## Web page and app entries
★ ★ ★ ★ ★ ★ ★

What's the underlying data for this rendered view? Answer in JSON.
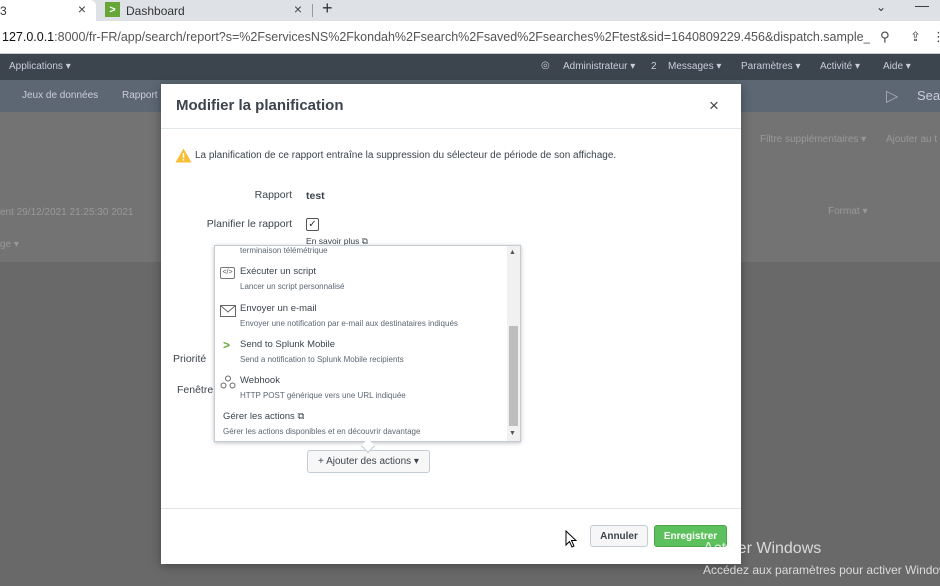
{
  "browser": {
    "tabs": [
      {
        "label": "3"
      },
      {
        "label": "Dashboard"
      }
    ],
    "url_host": "127.0.0.1",
    "url_rest": ":8000/fr-FR/app/search/report?s=%2FservicesNS%2Fkondah%2Fsearch%2Fsaved%2Fsearches%2Ftest&sid=1640809229.456&dispatch.sample_ra..."
  },
  "splunk_bar": {
    "apps": "Applications ▾",
    "admin": "Administrateur ▾",
    "messages_count": "2",
    "messages": "Messages ▾",
    "params": "Paramètres ▾",
    "activity": "Activité ▾",
    "help": "Aide ▾",
    "nav_datasets": "Jeux de données",
    "nav_reports": "Rapport",
    "nav_search": "Sea"
  },
  "background": {
    "extra_fields": "Filtre supplémentaires ▾",
    "add_to": "Ajouter au t",
    "date_range": "ent 29/12/2021 21:25:30 2021",
    "format": "Format ▾",
    "misc": "ge ▾"
  },
  "modal": {
    "title": "Modifier la planification",
    "close": "×",
    "warning": "La planification de ce rapport entraîne la suppression du sélecteur de période de son affichage.",
    "report_label": "Rapport",
    "report_value": "test",
    "schedule_label": "Planifier le rapport",
    "schedule_checked": "✓",
    "learn_more": "En savoir plus",
    "priority_label": "Priorité",
    "window_label": "Fenêtre",
    "add_actions": "+ Ajouter des actions ▾",
    "cancel": "Annuler",
    "save": "Enregistrer"
  },
  "dropdown": {
    "partial_item": "terminaison télémétrique",
    "items": [
      {
        "title": "Exécuter un script",
        "desc": "Lancer un script personnalisé",
        "icon": "script-icon"
      },
      {
        "title": "Envoyer un e-mail",
        "desc": "Envoyer une notification par e-mail aux destinataires indiqués",
        "icon": "envelope-icon"
      },
      {
        "title": "Send to Splunk Mobile",
        "desc": "Send a notification to Splunk Mobile recipients",
        "icon": "chevron-right-icon"
      },
      {
        "title": "Webhook",
        "desc": "HTTP POST générique vers une URL indiquée",
        "icon": "webhook-icon"
      }
    ],
    "manage_title": "Gérer les actions",
    "manage_desc": "Gérer les actions disponibles et en découvrir davantage"
  },
  "watermark": {
    "line1": "Activer Windows",
    "line2": "Accédez aux paramètres pour activer Windows."
  },
  "colors": {
    "splunk_green": "#65a637",
    "save_green": "#5cc05c",
    "warning_yellow": "#f8be34"
  }
}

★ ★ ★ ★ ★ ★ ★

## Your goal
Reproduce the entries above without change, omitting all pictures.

## Exercise output
What's the underlying data for this rendered view? Answer in JSON.
{
  "browser": {
    "tabs": [
      {
        "label": "3"
      },
      {
        "label": "Dashboard"
      }
    ],
    "url_host": "127.0.0.1",
    "url_rest": ":8000/fr-FR/app/search/report?s=%2FservicesNS%2Fkondah%2Fsearch%2Fsaved%2Fsearches%2Ftest&sid=1640809229.456&dispatch.sample_ra..."
  },
  "splunk_bar": {
    "apps": "Applications ▾",
    "admin": "Administrateur ▾",
    "messages_count": "2",
    "messages": "Messages ▾",
    "params": "Paramètres ▾",
    "activity": "Activité ▾",
    "help": "Aide ▾",
    "nav_datasets": "Jeux de données",
    "nav_reports": "Rapport",
    "nav_search": "Sea"
  },
  "background": {
    "extra_fields": "Filtre supplémentaires ▾",
    "add_to": "Ajouter au t",
    "date_range": "ent 29/12/2021 21:25:30 2021",
    "format": "Format ▾",
    "misc": "ge ▾"
  },
  "modal": {
    "title": "Modifier la planification",
    "close": "×",
    "warning": "La planification de ce rapport entraîne la suppression du sélecteur de période de son affichage.",
    "report_label": "Rapport",
    "report_value": "test",
    "schedule_label": "Planifier le rapport",
    "schedule_checked": "✓",
    "learn_more": "En savoir plus",
    "priority_label": "Priorité",
    "window_label": "Fenêtre",
    "add_actions": "+ Ajouter des actions ▾",
    "cancel": "Annuler",
    "save": "Enregistrer"
  },
  "dropdown": {
    "partial_item": "terminaison télémétrique",
    "items": [
      {
        "title": "Exécuter un script",
        "desc": "Lancer un script personnalisé",
        "icon": "script-icon"
      },
      {
        "title": "Envoyer un e-mail",
        "desc": "Envoyer une notification par e-mail aux destinataires indiqués",
        "icon": "envelope-icon"
      },
      {
        "title": "Send to Splunk Mobile",
        "desc": "Send a notification to Splunk Mobile recipients",
        "icon": "chevron-right-icon"
      },
      {
        "title": "Webhook",
        "desc": "HTTP POST générique vers une URL indiquée",
        "icon": "webhook-icon"
      }
    ],
    "manage_title": "Gérer les actions",
    "manage_desc": "Gérer les actions disponibles et en découvrir davantage"
  },
  "watermark": {
    "line1": "Activer Windows",
    "line2": "Accédez aux paramètres pour activer Windows."
  },
  "colors": {
    "splunk_green": "#65a637",
    "save_green": "#5cc05c",
    "warning_yellow": "#f8be34"
  }
}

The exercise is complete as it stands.